More Information
Title Bete Mask Ivory Coast African Art
Type of Object Mask
Country of Origin Cote d'Ivoire
People Bete
Materials Wood, pigment
Approximate Age Mid 20th century
Height (in) 15
Width (in) 7
Depth (in) 6
Dimensions Height: 15 Inches
Width: 7 Inches
Depth: 6 Inches
Overall Condition Good. Most of our pieces have spent decades on at least two continents, and have been treasured by several owners.   Small splits, scrapes and cracks are a normal part of their patina attesting to their age and extensive use.  We examine each piece carefully when we receive it and report any damage we find in our listings.  Please look carefully at the pictures which may also reveal condition and damage.
Damage/Repair Chipped chin, damaged backside, cracks, chips and wear

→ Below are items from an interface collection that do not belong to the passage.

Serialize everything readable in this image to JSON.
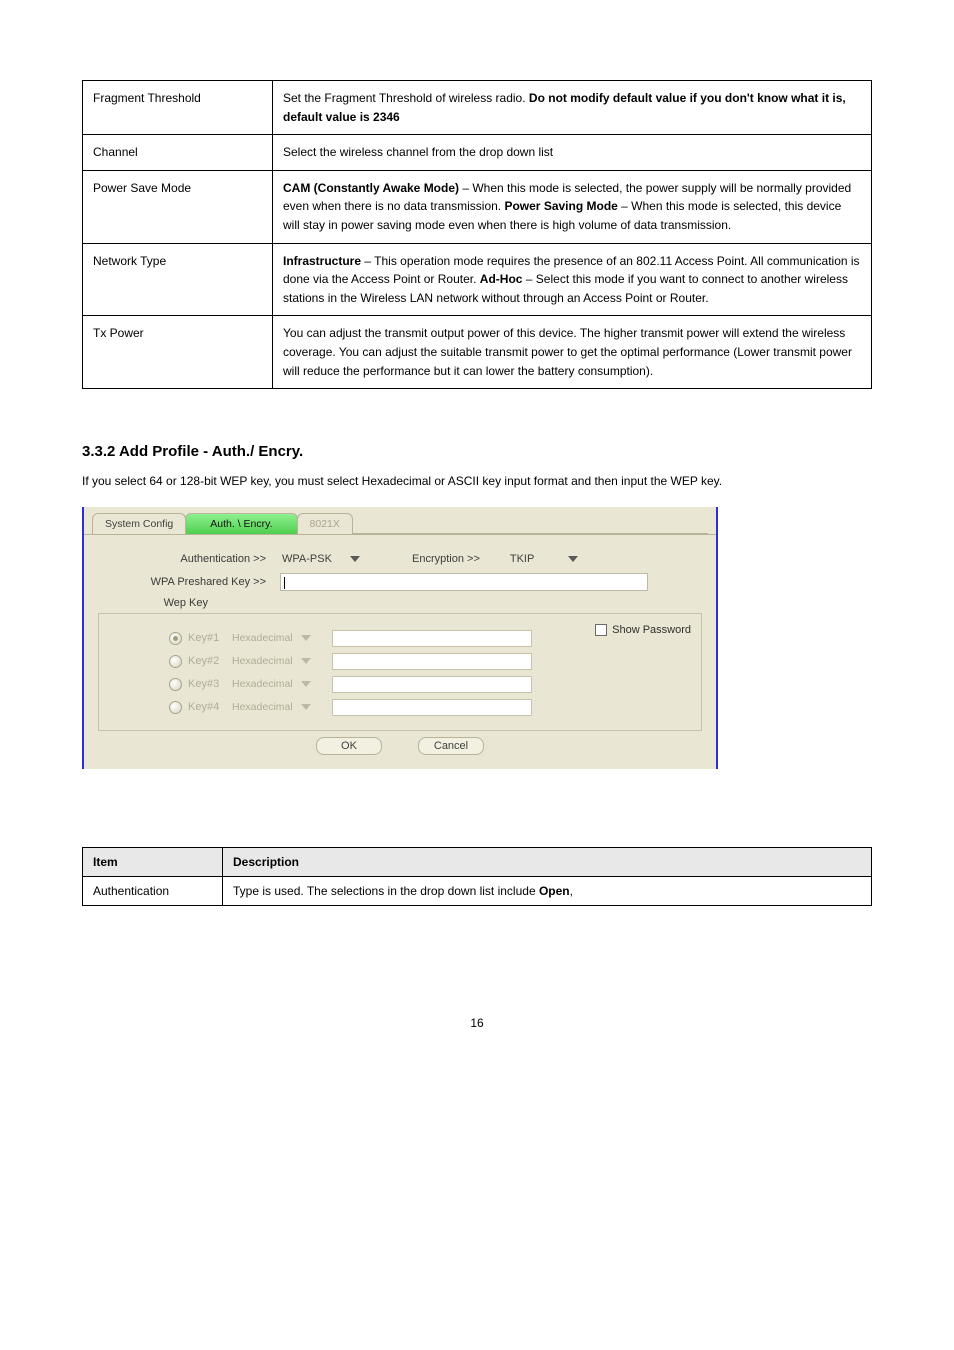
{
  "defs": [
    {
      "term": "Fragment Threshold",
      "desc": "Set the Fragment Threshold of wireless radio. <b>Do not modify default value if you don't know what it is, default value is 2346</b>"
    },
    {
      "term": "Channel",
      "desc": "Select the wireless channel from the drop down list"
    },
    {
      "term": "Power Save Mode",
      "desc": "<b>CAM (Constantly Awake Mode)</b> – When this mode is selected, the power supply will be normally provided even when there is no data transmission. <b>Power Saving Mode</b> – When this mode is selected, this device will stay in power saving mode even when there is high volume of data transmission."
    },
    {
      "term": "Network Type",
      "desc": "<b>Infrastructure</b> – This operation mode requires the presence of an 802.11 Access Point. All communication is done via the Access Point or Router. <b>Ad-Hoc</b> – Select this mode if you want to connect to another wireless stations in the Wireless LAN network without through an Access Point or Router."
    },
    {
      "term": "Tx Power",
      "desc": "You can adjust the transmit output power of this device. The higher transmit power will extend the wireless coverage. You can adjust the suitable transmit power to get the optimal performance (Lower transmit power will reduce the performance but it can lower the battery consumption)."
    }
  ],
  "section_title": "3.3.2 Add Profile - Auth./ Encry.",
  "section_body": "If you select 64 or 128-bit WEP key, you must select Hexadecimal or ASCII key input format and then input the WEP key.",
  "shot": {
    "tabs": {
      "sys": "System Config",
      "auth": "Auth. \\ Encry.",
      "dot1x": "8021X"
    },
    "labels": {
      "auth": "Authentication >>",
      "encr": "Encryption >>",
      "psk": "WPA Preshared Key >>",
      "wep": "Wep Key"
    },
    "auth_value": "WPA-PSK",
    "encr_value": "TKIP",
    "keys": [
      {
        "label": "Key#1",
        "mode": "Hexadecimal"
      },
      {
        "label": "Key#2",
        "mode": "Hexadecimal"
      },
      {
        "label": "Key#3",
        "mode": "Hexadecimal"
      },
      {
        "label": "Key#4",
        "mode": "Hexadecimal"
      }
    ],
    "showpw": "Show Password",
    "ok": "OK",
    "cancel": "Cancel"
  },
  "desc": {
    "head_item": "Item",
    "head_desc": "Description",
    "row_item": "Authentication",
    "row_desc": "Type is used. The selections in the drop down list include <b>Open</b>,"
  },
  "page_number": "16"
}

Additional Information: This expressive mask comes from the Bete people of the Ivory Coast who live along the Sassandra River in large villages organized according to family lineages. Like neighboring peoples such as the We or the Dan and especially the We or Guere, whose influence can be seen in this mask, the Bete carve and use masks of extraordinary form and inventiveness to represent the untamed forces of nature that Bete identify as “Gle or Gre”. This present mask has facial features that show Baule, Dan's and Wee influences. Remains of the white pigment and dust on the surface of the mask indicate the long use and age of the mask.

or the performance purpose, The mask would be is surrounded by various material such as cowry shells, cotton cloth, pigment, iron bells, animal horn, bird feet, animal skin, vegetable fibers, which would add to the dramatic look expexted for such masks. In the past masks such as this were worn during periods of social strife and war, whereas today they are danced primarily during funerals or are present during judicial proceedings or at times will dance to simply entertain clansmen and villagers.

See Jacques Kerchache et al ART OF AFRICA.